Growing Great Wines in the East | January 2004
I am convinced that we can grow great wines in the East. Viticultural knowledge has progressed dramatically. Most regions now have several decades of experience to draw on. The public is thirsty for local wines and willing to pay for quality. So why aren’t our wines consistently getting 90 points by Parker or Spectator? We’re not trying hard enough in the vineyard. It’s time for us all to examine our PR mantra: “wine is made in the vineyard.” I would like to outline the areas where I believe we can do better. I have divided this into short term (seasonal) and long-term decisions. The following requires sacrifice, risk taking, patience, vision, and focus.
These are decisions that can be implemented this coming season. They are a culmination of my own experiences and those of my colleagues from the East and Europe.
1. Crop load. It doesn’t matter whether you express it in tons per acre, pounds per vine or clusters per shoot. Most eastern vineyards take too much fruit off their vines to make great wine. It is easy to rectify the situation, but impossible to justify it if you are not a believer.

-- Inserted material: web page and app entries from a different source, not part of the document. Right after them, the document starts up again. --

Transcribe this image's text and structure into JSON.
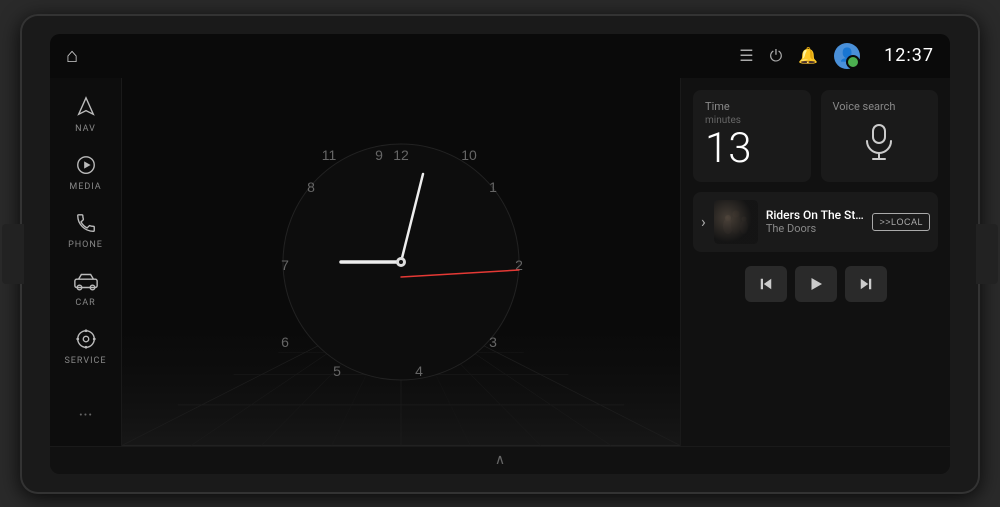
{
  "statusBar": {
    "time": "12:37",
    "homeIcon": "⌂",
    "menuIcon": "☰",
    "powerIcon": "⏻",
    "bellIcon": "🔔",
    "avatarColor": "#4a90d9"
  },
  "sidebar": {
    "items": [
      {
        "id": "nav",
        "icon": "▲",
        "label": "NAV"
      },
      {
        "id": "media",
        "icon": "▶",
        "label": "MEDIA"
      },
      {
        "id": "phone",
        "icon": "📞",
        "label": "PHONE"
      },
      {
        "id": "car",
        "icon": "🚗",
        "label": "CAR"
      },
      {
        "id": "service",
        "icon": "⚙",
        "label": "SERVICE"
      }
    ],
    "moreIcon": "···"
  },
  "clock": {
    "hours": 9,
    "minutes": 13,
    "seconds": 0,
    "hourAngle": 275,
    "minuteAngle": 78,
    "numbers": [
      "12",
      "1",
      "2",
      "3",
      "4",
      "5",
      "6",
      "7",
      "8",
      "9",
      "10",
      "11"
    ]
  },
  "widgets": {
    "time": {
      "label": "Time",
      "sublabel": "minutes",
      "value": "13"
    },
    "voiceSearch": {
      "label": "Voice search"
    }
  },
  "nowPlaying": {
    "title": "Riders On The Storm",
    "artist": "The Doors",
    "localLabel": ">>LOCAL",
    "expandIcon": "›"
  },
  "playback": {
    "prevIcon": "⏮",
    "playIcon": "▶",
    "nextIcon": "⏭"
  },
  "bottomBar": {
    "chevronIcon": "∧"
  }
}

2. Canopy management. If you don’t shoot thin, shoot position, leaf pull, hedge, or green harvest, then you aren’t in the game.
3. Picking strategies. Just because it’s the same variety doesn’t mean it all ripens at the same time. Picking decisions need to be by soil type, slope aspect, vine age, canopy side, and clone. In some cases making several picking passes through the same vines is necessary. Picking by the numbers (Brix, pH, TA) may produce safe, balanced wines, but it doesn’t allow for expressive wines of character and personality.
4. Contracts. Most contracts discourage quality because they are based on tons rather than acreage. Paying by the ton encourages excessive yields and early, safe picking. Paying by the acre puts more of the quality decisions and risk on the winery.
These are the tough decisions.
1. Matching grape variety to place. Most of us grow too many varieties. I am as guilty as anyone is. Pulling out vines that you planted is an emotional experience. I have tried to avoid this by field grafting and interplanting, but now I have to face the music. Decades ago we all planted a plethera of varieties because we were basically clueless as to what would do well. By now we do have some clues, and its time to start doing what we do best. I first visited Napa in the late 1970s. Most tasting rooms offered Chenin Blanc, Gamay, Petit Syrah, Riesling and/or Gewurztraminer.
2. Site selection. For years we in the East have talked climate. Winter damage, lack of sun and rain related diseases define our region. We always seem to enviously compare ourselves to sunny California. Do Burgundian winegrowers wish they were in Languedoc? Why don’t the Bordelais pack it up and start growing grapes in North Africa? Yes, our weather is challenging. Rain at harvest time is a bummer. Northern European winegrowers have the same problem. This is why soil drainage defines site and wine quality. This is where we in the East are just starting to wake up. Here in the mid-Atlantic mountains and piedmont, farmland has slowly been abandoned over the last 100 years. Upland soils that are rocky, poor, and excessively well drained were the first to be let go and revert back to forest. These are the best sites for potentially great wines. They are rarely planted to grapes because of the cost and time involved in developing them. The heavier soils in the cropland below the hills are planted instead, yielding vigorous vines and green wines.
3. Keeping vines old and productive. Older vines planted in the right place have the potential to produce wines with more depth, concentration, structure and aging potential. We are just now seeing vines in their twenties, but many of these old vines are struggling. I feel that a major contributing cause to old vine decline is the constant use of chemicals in the vineyard and a lack of awareness of soil health. Again I think we need to follow our European and Californian colleague’s lead and farm more sustainability.
4. Keeping winegrowers old and productive. It takes years, decades, and generations to intimately know a vineyard. At some point vineyard management decisions become intuitive. This is when the wine quality can go from simply good to great.
All this is very expensive. Extra labor, reduced crop, higher establishment costs need to be recouped in the form of higher bottle prices. Most of us won’t bother. We can sell our wines profitably now to tourists in our tasting rooms or festivals. We don’t need to compete on a global scale. This is our advantage. This is also what is preventing us from pushing the viticultural envelope to make great wines.
Wine East, January 2004